    • Jon Miller

      February 6, 2018 - 11:13 am

      It depends on where the learner is at to begin with. The visits can be great eye-openers for those without strong preconceptions, but for others who have some expectation of world class that is not quite reality (e.g. shiny vs. dingy) it can take some coaching for them to see.

  4. Shrikant Kalegaonkar

    February 10, 2018 - 6:50 pm

    Unless we come upon a thing without any image of it, we will most likely miss its essence. In fact, if we come upon something with an image of it in mind, we will never meet it. Instead we will meet our image of it. We come to it seeking confirmation.

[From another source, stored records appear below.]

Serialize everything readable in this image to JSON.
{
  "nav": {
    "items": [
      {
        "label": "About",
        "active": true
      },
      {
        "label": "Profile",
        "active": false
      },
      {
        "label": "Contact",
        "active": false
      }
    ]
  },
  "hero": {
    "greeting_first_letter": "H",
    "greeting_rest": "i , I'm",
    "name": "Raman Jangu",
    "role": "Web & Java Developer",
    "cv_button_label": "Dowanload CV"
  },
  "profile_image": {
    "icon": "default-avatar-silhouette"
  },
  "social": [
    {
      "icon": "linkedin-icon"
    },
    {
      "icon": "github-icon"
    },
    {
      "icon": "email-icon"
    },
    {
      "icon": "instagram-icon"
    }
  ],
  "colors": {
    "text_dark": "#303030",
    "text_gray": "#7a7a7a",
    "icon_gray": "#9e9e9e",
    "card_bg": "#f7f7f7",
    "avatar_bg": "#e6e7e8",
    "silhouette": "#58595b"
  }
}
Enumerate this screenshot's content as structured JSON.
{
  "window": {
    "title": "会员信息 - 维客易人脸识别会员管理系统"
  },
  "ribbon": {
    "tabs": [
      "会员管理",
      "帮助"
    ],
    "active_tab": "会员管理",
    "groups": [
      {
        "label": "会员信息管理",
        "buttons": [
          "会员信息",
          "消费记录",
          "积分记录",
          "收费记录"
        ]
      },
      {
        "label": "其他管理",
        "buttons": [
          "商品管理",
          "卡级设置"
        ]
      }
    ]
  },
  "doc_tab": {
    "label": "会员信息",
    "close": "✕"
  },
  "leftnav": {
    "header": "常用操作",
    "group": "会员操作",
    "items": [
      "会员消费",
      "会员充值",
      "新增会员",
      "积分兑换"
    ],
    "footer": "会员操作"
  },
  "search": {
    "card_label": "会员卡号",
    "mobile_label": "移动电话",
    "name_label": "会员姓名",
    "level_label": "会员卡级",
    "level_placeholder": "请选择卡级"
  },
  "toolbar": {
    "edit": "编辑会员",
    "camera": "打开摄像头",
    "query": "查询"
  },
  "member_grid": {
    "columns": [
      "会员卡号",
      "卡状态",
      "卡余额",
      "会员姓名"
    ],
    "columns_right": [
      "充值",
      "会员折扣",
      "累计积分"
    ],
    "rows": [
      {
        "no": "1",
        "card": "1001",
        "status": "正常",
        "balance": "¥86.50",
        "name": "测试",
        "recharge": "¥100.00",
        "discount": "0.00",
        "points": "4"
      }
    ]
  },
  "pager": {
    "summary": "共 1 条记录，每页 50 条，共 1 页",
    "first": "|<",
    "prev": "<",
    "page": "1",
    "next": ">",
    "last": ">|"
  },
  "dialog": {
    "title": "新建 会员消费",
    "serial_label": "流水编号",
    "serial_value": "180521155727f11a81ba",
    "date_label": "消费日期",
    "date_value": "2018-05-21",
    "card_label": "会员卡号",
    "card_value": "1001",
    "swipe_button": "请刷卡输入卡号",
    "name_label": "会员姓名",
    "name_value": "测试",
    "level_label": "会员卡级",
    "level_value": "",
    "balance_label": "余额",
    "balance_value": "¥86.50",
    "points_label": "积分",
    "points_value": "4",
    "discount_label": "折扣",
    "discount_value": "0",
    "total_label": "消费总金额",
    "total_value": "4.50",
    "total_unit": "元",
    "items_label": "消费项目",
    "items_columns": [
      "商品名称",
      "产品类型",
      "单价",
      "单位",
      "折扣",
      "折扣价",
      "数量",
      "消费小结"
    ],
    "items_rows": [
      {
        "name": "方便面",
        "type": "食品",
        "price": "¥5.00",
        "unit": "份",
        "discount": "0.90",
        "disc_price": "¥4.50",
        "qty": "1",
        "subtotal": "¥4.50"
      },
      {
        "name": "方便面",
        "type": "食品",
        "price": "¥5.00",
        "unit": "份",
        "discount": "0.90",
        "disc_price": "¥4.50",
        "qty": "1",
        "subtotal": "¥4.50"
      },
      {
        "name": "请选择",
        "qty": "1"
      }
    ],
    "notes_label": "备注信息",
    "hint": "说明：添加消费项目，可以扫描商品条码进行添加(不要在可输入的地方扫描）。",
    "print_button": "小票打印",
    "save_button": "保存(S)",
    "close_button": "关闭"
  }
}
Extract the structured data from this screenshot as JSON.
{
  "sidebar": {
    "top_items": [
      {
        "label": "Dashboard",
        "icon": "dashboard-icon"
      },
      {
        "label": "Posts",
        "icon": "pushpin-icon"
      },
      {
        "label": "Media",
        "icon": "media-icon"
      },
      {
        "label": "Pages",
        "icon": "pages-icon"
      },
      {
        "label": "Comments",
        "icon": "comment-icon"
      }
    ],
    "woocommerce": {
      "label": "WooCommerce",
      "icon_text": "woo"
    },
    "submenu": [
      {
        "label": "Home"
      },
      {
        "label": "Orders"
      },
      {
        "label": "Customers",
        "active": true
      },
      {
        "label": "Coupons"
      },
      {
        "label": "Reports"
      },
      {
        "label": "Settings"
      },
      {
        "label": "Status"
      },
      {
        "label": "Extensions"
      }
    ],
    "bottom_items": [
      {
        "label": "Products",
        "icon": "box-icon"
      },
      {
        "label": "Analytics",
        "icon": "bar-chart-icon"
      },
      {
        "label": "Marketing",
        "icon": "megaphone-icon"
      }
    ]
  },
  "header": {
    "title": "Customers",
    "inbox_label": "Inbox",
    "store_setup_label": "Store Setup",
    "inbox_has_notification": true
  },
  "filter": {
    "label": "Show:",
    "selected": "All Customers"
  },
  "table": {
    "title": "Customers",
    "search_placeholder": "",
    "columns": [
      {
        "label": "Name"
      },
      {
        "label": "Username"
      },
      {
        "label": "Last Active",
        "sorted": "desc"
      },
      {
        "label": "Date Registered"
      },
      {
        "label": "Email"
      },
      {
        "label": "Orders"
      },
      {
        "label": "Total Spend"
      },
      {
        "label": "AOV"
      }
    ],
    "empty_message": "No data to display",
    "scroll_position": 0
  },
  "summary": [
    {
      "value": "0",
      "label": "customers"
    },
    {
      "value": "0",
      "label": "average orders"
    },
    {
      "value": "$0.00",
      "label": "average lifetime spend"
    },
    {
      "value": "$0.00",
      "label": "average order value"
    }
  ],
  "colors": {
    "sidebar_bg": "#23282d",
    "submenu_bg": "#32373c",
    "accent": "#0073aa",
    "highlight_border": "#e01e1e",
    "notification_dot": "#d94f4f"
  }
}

But if we simply observe it with total attention, then we may happen upon its essence–which won’t be anything we recognize as we will be encountering it for the first time.

    I don’t believe a person can get the essence of the factory through the explanations of another. It’s a lot like getting a joke versus having it explained

    • Jon Miller

      February 10, 2018 - 7:18 pm

      I would expect an executive touring Toyota to have some some mental concept or image of work class manufacturing.

      It was the essence of a production system specific to the Toyota way, not the essence of any specific factory. It is not at all analogous to telling of a joke, which relies on clever betrayals of expectations or norms.

  5. Steve Holt

    February 11, 2018 - 1:35 am

    This seems to be one of those times where the adage of “We don’t believe what we see, we see what we believe” applies. (Not sure of the origin of that. There are several variants on line, such as at: https://www.ncbi.nlm.nih.gov/pubmed/1506829 )

    People go on a tour expecting to see things…and they will return either disappointed they didn’t see things that were actually there or completely convinced that they saw things that weren’t actually there. The trick is how to get them to see what’s actually there. Assignments like Ohno’s chalk circle are one way.

Leave a Reply

Your email address will not be published. Required fields are marked *